Provided data:
————
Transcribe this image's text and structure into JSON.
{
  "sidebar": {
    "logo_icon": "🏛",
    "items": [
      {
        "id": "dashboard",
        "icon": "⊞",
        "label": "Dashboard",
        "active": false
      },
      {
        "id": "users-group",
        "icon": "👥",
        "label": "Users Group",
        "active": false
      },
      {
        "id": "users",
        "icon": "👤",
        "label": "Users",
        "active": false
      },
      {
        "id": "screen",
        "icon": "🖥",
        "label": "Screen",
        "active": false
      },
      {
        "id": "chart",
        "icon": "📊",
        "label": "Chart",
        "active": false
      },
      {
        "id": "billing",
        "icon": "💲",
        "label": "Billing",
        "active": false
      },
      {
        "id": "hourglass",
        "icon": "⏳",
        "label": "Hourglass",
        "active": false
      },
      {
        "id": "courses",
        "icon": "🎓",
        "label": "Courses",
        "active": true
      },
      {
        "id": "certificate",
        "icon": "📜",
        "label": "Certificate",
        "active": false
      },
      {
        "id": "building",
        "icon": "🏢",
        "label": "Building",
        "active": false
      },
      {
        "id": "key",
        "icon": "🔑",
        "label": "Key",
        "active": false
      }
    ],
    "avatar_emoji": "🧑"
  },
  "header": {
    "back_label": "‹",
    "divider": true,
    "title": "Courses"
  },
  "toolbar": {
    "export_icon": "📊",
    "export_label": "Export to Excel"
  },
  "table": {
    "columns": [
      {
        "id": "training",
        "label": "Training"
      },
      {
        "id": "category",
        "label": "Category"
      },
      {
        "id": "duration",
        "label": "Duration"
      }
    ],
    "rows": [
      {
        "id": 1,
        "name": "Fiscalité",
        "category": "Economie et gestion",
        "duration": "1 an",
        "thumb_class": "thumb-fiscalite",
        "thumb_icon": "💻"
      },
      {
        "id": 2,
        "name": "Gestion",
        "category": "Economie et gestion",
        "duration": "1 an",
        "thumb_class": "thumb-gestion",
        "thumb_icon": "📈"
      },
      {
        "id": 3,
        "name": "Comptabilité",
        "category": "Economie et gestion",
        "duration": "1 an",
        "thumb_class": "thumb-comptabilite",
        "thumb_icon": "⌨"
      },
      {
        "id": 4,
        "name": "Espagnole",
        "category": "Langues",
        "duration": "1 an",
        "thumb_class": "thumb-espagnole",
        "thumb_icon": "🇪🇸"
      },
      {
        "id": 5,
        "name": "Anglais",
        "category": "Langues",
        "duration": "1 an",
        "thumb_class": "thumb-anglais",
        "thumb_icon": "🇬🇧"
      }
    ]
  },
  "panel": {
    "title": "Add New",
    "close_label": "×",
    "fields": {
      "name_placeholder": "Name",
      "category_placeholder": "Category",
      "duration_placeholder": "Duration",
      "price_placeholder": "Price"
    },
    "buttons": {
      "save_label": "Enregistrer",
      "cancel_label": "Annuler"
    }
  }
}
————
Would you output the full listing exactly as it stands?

Problem solution:
Transcribe this image's text and structure into JSON.
{
  "sidebar": {
    "logo_icon": "🏛",
    "items": [
      {
        "id": "dashboard",
        "icon": "⊞",
        "label": "Dashboard",
        "active": false
      },
      {
        "id": "users-group",
        "icon": "👥",
        "label": "Users Group",
        "active": false
      },
      {
        "id": "users",
        "icon": "👤",
        "label": "Users",
        "active": false
      },
      {
        "id": "screen",
        "icon": "🖥",
        "label": "Screen",
        "active": false
      },
      {
        "id": "chart",
        "icon": "📊",
        "label": "Chart",
        "active": false
      },
      {
        "id": "billing",
        "icon": "💲",
        "label": "Billing",
        "active": false
      },
      {
        "id": "hourglass",
        "icon": "⏳",
        "label": "Hourglass",
        "active": false
      },
      {
        "id": "courses",
        "icon": "🎓",
        "label": "Courses",
        "active": true
      },
      {
        "id": "certificate",
        "icon": "📜",
        "label": "Certificate",
        "active": false
      },
      {
        "id": "building",
        "icon": "🏢",
        "label": "Building",
        "active": false
      },
      {
        "id": "key",
        "icon": "🔑",
        "label": "Key",
        "active": false
      }
    ],
    "avatar_emoji": "🧑"
  },
  "header": {
    "back_label": "‹",
    "divider": true,
    "title": "Courses"
  },
  "toolbar": {
    "export_icon": "📊",
    "export_label": "Export to Excel"
  },
  "table": {
    "columns": [
      {
        "id": "training",
        "label": "Training"
      },
      {
        "id": "category",
        "label": "Category"
      },
      {
        "id": "duration",
        "label": "Duration"
      }
    ],
    "rows": [
      {
        "id": 1,
        "name": "Fiscalité",
        "category": "Economie et gestion",
        "duration": "1 an",
        "thumb_class": "thumb-fiscalite",
        "thumb_icon": "💻"
      },
      {
        "id": 2,
        "name": "Gestion",
        "category": "Economie et gestion",
        "duration": "1 an",
        "thumb_class": "thumb-gestion",
        "thumb_icon": "📈"
      },
      {
        "id": 3,
        "name": "Comptabilité",
        "category": "Economie et gestion",
        "duration": "1 an",
        "thumb_class": "thumb-comptabilite",
        "thumb_icon": "⌨"
      },
      {
        "id": 4,
        "name": "Espagnole",
        "category": "Langues",
        "duration": "1 an",
        "thumb_class": "thumb-espagnole",
        "thumb_icon": "🇪🇸"
      },
      {
        "id": 5,
        "name": "Anglais",
        "category": "Langues",
        "duration": "1 an",
        "thumb_class": "thumb-anglais",
        "thumb_icon": "🇬🇧"
      }
    ]
  },
  "panel": {
    "title": "Add New",
    "close_label": "×",
    "fields": {
      "name_placeholder": "Name",
      "category_placeholder": "Category",
      "duration_placeholder": "Duration",
      "price_placeholder": "Price"
    },
    "buttons": {
      "save_label": "Enregistrer",
      "cancel_label": "Annuler"
    }
  }
}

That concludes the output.